Schenkman, who has worked for 25 years with people who have Parkinson’s disease, has long been a proponent of incorporating exercise and physical therapy with other treatments. But not all neurologists are committed to it to the same degree, she adds. “Some neurologists are on top of the research and are aware of the importance of exercise,” she says. “Some tend not to mention it. There’s more awareness of it now, but for busy clinicians, exercise doesn’t always rise to the top of their list when they are helping patients figure out how to manage the overall medical impact of the disease and to determine the best medications.”

Some of that uncertainty points to the need for more research, Schenkman believes. “There are many studies in the literature that demonstrate the benefits of exercise, but we still don’t know what the best approach is, nor do we know how intense it should be or with what frequency.”

There is some evidence from animal studies, she adds that vigorous exercise may actually “slow down the disease. Those studies have certainly caught the attention of many neurologists,” Schenkman notes. “But we don’t yet know about the impact on humans. This type of study would require expensive imaging. That’s hard to finance, and we need to determine the right [imaging] techniques first so we can ask the right questions.”

In any event, Schenkman maintains, help for people with Parkinson’s disease will not come from a single source. Drugs such as L-Dopa (levodopa), which converts to dopamine in the brain, eventually result in debilitating side effects, including dyskinesia (inability to execute voluntary movements), dystonic posturing (prolonged muscular contractions), and inconsistent nerve responses.

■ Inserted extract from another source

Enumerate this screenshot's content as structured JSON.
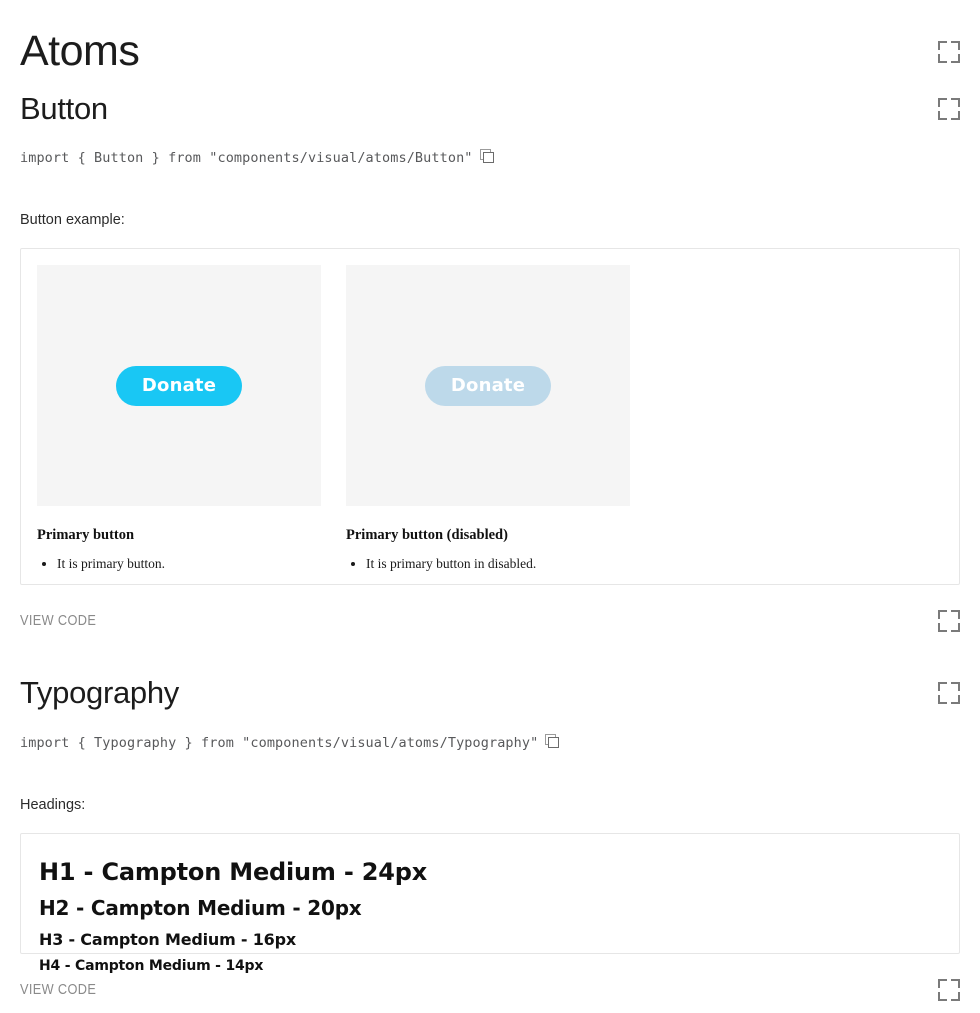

“These drugs will work well for a time during the day and then abruptly stop,” she explains. “This is referred to as an ‘on-off phenomenon.’ There are efforts in pharmacology to find new treatments, but if patients could exercise rather than using drugs early in the disease, that could help them big time. Potentially we could help to delay the onset of symptoms. “But exercise alone won’t do the job and drugs alone won’t either. We have to find the right mix,” Schenkman concludes.

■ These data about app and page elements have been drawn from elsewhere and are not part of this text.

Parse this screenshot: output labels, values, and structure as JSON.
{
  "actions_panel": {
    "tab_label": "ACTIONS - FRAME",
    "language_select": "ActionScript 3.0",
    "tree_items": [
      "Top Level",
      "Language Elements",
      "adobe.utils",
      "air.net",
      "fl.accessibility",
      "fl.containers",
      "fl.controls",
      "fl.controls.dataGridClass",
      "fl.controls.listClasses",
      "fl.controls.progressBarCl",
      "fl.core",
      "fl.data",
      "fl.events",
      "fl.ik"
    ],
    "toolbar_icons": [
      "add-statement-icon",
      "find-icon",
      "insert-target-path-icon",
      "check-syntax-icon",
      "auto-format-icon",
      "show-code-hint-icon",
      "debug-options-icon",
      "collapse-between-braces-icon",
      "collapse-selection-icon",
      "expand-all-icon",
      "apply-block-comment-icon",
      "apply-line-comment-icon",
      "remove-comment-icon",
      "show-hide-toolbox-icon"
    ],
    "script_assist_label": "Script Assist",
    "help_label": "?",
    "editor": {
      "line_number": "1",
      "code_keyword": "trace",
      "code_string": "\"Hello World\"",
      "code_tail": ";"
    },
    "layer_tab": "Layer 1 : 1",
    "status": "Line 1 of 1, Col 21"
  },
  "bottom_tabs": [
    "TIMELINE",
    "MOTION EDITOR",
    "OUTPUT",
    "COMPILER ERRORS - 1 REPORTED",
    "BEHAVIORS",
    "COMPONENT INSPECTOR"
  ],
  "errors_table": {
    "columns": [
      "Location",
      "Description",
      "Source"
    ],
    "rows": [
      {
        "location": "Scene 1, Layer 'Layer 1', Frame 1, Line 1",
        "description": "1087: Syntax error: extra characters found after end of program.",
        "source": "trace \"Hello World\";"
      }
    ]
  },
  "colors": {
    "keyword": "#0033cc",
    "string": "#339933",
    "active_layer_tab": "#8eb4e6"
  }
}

Other researchers involved in the NIH study of the effects of a supervised exercise program, led by Margaret Schenkman:
» »Wendy Kohrt, PhD, professor in the Geriatric Medicine Division of the CU School of Medicine
» »Robert Schwartz, MD, Geriatric Medicine division head
» »Deborah Hall, MD, PhD, formerly at UC Denver and now at Rush University Medical Center
» »Anna Barón, PhD, Colorado School of Public Health